▸ WHAT YOU SHOULD DO:
Report each line from the records where the string "title" turns up.

▸ SOURCE MATERIAL:
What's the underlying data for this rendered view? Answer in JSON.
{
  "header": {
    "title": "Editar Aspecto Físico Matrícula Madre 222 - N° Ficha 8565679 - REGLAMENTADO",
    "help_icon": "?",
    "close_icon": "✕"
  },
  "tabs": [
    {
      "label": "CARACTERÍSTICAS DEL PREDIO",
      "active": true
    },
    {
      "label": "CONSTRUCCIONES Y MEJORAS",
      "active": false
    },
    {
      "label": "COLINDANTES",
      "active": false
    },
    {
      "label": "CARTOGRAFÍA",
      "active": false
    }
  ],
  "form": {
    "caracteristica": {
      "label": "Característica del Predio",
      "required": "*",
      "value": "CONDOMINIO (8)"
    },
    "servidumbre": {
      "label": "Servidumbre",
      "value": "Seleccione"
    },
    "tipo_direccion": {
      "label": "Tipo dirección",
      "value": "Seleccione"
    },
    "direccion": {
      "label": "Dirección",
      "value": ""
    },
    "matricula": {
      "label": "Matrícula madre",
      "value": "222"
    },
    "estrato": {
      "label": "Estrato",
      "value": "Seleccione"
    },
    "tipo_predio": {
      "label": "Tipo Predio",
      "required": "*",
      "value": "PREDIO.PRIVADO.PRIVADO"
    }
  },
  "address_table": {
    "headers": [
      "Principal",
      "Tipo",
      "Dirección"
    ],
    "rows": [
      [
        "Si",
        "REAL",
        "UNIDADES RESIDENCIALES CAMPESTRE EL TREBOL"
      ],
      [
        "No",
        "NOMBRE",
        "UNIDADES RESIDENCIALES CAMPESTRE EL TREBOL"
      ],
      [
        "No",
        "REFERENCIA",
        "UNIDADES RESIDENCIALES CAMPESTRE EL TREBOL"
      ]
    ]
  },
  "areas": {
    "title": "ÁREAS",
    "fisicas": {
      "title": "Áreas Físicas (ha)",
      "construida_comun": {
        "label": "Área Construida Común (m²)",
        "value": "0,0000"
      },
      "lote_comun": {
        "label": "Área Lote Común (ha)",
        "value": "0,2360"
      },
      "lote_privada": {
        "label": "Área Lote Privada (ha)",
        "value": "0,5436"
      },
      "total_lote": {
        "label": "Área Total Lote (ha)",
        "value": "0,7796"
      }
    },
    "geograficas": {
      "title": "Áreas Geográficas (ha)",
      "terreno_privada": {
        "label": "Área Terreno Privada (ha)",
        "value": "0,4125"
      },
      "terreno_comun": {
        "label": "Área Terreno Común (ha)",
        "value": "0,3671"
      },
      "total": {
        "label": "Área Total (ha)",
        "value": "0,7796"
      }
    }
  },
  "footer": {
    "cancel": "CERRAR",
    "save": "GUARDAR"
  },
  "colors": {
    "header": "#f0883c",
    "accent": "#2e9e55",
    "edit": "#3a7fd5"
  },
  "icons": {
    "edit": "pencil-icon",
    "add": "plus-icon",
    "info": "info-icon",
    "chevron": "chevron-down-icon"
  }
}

▸ RESPONSE:
    "title": "Editar Aspecto Físico Matrícula Madre 222 - N° Ficha 8565679 - REGLAMENTADO",
    "title": "ÁREAS",
      "title": "Áreas Físicas (ha)",
      "title": "Áreas Geográficas (ha)",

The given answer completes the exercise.